President Obama, since his 2008 campaign has called for a national health care program to help insure the over 45 million uninsured Americans. The second law Obama signed into law as President was a bill that expanded children’s health insurance dramatically and he called it a “down payment”on his commitment to get all Americans insured. In his first speech to congress, he called on them to pass national health care legislation that provides insurance for all Americans. A year and a half later, after many ups and downs and months of debate, President Obama signed the Patient Protection and Affordable Care Act. Needless to say, healthcare reform was a priority for him.
The Affordable Care Act (known in the streets as ObamaCare) provides health insurance for 32 million Americans. Costing over a trillion dollars, it is paid for through cuts to Medicare and a variety of tax increase (so it actually is projected to reduce the deficit). The law gives tax credits to help small businesses offer coverage. It immediately prevents insurance companies from denying coverage to children who have pre-existing conditions. It makes preventative care free and eliminates lifetime limits on care. It allows children to stay on their parents plan until they are 26 years old (one of the more popular features). And in 2014 it makes it illegal for insurance companies to deny people because of their preexisting conditions.
This last provision, while for many sound great on the surface, is extremely controversial. This is because in order to make it illegal for insurers to deny people insurance, the government mandates that everyone purchase health insurance (there are subsidies to help people afford care). The law says if you do not get insurance by 2014, the government will fine you a “shared responsibility payment” of $695 . Here-in lies the constitutional challenge.
Conservatives say this “individual mandate” (the gvm’t forcing you to buy health care) is not constitutional because the constitution does not give the federal government the right to force individuals to buy a product. They insist it has never been done before and see it as a broad overreach of federal power. 26 states have sued the federal government for it. After nearly two years of hearings in lower courts, the case made its way to the supreme court. Now the fate of the entire health care law is resting in the hands of the 9 supreme court justices.

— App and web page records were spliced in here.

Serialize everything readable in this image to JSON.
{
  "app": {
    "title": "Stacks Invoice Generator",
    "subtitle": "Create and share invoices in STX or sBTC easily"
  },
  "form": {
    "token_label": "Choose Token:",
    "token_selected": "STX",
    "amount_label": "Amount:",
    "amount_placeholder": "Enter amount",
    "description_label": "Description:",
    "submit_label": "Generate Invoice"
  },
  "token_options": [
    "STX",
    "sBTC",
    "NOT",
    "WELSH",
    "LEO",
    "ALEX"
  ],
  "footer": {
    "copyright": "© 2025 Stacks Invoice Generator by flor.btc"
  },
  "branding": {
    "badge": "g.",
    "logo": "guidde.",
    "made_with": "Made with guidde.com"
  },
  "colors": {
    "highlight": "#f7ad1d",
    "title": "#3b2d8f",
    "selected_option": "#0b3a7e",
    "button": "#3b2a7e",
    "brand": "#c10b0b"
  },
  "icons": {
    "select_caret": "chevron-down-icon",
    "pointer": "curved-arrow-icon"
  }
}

Monday March 26th, the court began hearing arguments from both sides. And while the states have said the law is unconstitutional, the Obama administration defends the mandate and the law by saying:
- You cannot prohibit insurance companies from denying people with pre-exisiting conditions unless you require that everyone purchase health insurance. If you don’t people would then not get insurance until after they are sick, which would bankrupt the system.
- A person can still decline to purchase private insurance, they would just have to pay a fee. This is because if that person who decided not to purchase health care gets hit by a bus (and lives–for example), he still would receive emergency care (even if he can’t afford it), at the taxpayers expense. The “shared responsibility payment” (or fine) balances that problem.
- Everyone uses health care at some point in their life, therefore the federal government has the authority to regulate the purchase of it. (The gist of the “Commerce Clause” argument)
The hearings will continue through March 28th. Shortly after the hearings, the Justices will go into private conference and take a preliminary vote. They will then draft opinions, circulate and edit them amongst themselves, and then take a final vote. The court is expected to release its decision in June.
As you may expect, politics are at play in the Supreme Court. Currently, the court “leans conservative”, automatically making it an uphill climb for the Obama Administration. The court’s four liberals (2 of which the President appointed) are expected to vote in favor of the law. This leaves the five conservatives, who don’t always stick together. Justice Anthony Kennedy is commonly referred to as the “swing vote” because in close decisions, his vote usually sways the entire court. Judicial analysts watching this case suggest that Chief Justice John Roberts and Judge Anthony Kennedy are “winnable.”
If just one of the conservatives are convinced of the law’s constitutionality, the law will stand. If not, the law will be ruled unconstitutional and deemed void. Both scenarios would have implications for President Obama and his re-election campaign.
If the justices uphold the law, Democrats will frame it as the definitive end to the health care reform controversy. Obama and his allies will urge the states to move forward with implementing the law and encourage Republicans to stop complaining about the legislation.-Politico Article: READ HERE
If the court rules the law unconstitutional, however, political observers say it will prove to be a major embarrassment for President Obama, who touts Health Care Reform as one of his signature domestic achievements. The law- the mandate specifically- remains unpopular in the public, and the Supreme Court’s negative decision would not help change that. It would give Republicans more ammunition against Obama who they say has had a “failed presidency.”
Whatever the outcome, this case will affect virtually every American. It will also clarify the power of the federal government and the extent to which it can regulate Americans. And trust me, this ideological battle of the role of the federal government will not go away anytime soon.
So what do YOU think? Is the health care law constitutional? Will Obama survive if his signature legislation is struck down? Comment Below!!!